### [Problem statement]
Take every line containing "scissors" out of the records.

──────

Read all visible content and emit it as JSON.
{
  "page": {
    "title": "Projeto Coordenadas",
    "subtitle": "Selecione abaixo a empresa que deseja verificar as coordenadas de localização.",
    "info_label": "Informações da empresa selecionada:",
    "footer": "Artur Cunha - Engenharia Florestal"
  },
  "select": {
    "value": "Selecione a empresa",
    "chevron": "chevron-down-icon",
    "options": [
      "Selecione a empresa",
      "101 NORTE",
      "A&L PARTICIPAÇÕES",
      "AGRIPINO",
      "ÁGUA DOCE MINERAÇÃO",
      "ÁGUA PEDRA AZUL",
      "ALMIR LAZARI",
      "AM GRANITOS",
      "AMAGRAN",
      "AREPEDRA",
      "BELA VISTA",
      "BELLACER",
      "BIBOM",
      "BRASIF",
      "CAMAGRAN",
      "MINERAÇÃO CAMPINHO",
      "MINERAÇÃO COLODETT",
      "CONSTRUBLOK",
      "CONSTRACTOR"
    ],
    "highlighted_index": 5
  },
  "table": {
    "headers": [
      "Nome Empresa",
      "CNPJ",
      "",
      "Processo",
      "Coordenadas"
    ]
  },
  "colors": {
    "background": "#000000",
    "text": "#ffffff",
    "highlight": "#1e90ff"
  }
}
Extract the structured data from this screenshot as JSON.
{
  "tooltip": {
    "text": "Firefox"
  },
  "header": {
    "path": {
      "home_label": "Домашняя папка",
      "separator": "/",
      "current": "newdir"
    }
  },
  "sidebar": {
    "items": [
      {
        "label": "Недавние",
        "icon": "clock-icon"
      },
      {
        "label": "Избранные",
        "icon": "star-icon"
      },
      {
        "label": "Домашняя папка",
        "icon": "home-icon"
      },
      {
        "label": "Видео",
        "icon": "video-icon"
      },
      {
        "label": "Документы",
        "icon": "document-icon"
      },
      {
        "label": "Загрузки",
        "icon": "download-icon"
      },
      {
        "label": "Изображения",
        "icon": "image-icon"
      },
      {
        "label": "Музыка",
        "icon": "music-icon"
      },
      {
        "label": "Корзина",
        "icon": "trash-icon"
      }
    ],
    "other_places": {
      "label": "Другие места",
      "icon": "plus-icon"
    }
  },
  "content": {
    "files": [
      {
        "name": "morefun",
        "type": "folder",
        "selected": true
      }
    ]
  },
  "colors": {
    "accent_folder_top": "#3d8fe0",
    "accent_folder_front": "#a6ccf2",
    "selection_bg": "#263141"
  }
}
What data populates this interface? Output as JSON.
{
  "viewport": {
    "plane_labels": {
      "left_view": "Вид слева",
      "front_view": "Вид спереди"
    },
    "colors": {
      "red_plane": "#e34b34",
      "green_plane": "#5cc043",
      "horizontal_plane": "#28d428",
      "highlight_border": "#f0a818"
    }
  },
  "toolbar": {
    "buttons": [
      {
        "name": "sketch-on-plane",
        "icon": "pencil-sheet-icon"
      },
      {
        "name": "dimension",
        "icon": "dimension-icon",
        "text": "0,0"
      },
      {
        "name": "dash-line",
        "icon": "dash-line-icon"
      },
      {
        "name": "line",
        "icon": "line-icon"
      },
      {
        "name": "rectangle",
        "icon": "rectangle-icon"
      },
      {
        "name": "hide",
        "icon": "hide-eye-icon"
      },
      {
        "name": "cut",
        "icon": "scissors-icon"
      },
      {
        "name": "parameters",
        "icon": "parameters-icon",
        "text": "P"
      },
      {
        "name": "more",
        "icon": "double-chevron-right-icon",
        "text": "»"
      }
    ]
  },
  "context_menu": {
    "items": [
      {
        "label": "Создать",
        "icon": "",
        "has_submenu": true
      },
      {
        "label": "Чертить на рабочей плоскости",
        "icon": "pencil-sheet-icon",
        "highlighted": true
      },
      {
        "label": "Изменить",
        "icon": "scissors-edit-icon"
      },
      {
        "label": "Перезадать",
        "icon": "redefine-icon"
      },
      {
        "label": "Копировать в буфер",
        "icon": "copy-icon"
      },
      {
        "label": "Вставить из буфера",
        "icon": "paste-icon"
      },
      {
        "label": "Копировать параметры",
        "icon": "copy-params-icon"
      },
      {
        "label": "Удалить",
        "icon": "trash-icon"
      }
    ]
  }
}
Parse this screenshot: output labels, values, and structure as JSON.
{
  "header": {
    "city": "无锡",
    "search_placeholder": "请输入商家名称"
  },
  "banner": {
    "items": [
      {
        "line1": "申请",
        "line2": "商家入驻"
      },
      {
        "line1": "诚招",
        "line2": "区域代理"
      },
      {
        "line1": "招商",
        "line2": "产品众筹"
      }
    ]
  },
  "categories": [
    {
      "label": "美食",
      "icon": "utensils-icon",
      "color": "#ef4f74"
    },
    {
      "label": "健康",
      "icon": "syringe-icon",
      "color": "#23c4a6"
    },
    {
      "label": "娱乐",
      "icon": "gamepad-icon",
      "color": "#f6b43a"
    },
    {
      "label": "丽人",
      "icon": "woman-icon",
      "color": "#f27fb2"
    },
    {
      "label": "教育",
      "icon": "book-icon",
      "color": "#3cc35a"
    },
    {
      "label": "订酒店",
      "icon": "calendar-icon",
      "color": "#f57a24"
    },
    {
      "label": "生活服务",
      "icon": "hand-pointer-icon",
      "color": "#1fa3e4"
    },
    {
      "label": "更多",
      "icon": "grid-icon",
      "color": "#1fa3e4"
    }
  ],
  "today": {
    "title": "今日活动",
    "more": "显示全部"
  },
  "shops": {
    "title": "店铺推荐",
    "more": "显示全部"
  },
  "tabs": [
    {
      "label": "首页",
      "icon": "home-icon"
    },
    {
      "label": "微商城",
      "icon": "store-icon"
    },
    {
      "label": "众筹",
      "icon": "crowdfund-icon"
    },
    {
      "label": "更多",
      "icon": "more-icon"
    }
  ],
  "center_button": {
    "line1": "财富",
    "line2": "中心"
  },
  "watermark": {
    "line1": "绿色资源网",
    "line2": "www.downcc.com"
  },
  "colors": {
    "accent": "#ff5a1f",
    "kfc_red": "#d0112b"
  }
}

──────

### [Result of this task]
        "icon": "scissors-icon"
        "icon": "scissors-edit-icon"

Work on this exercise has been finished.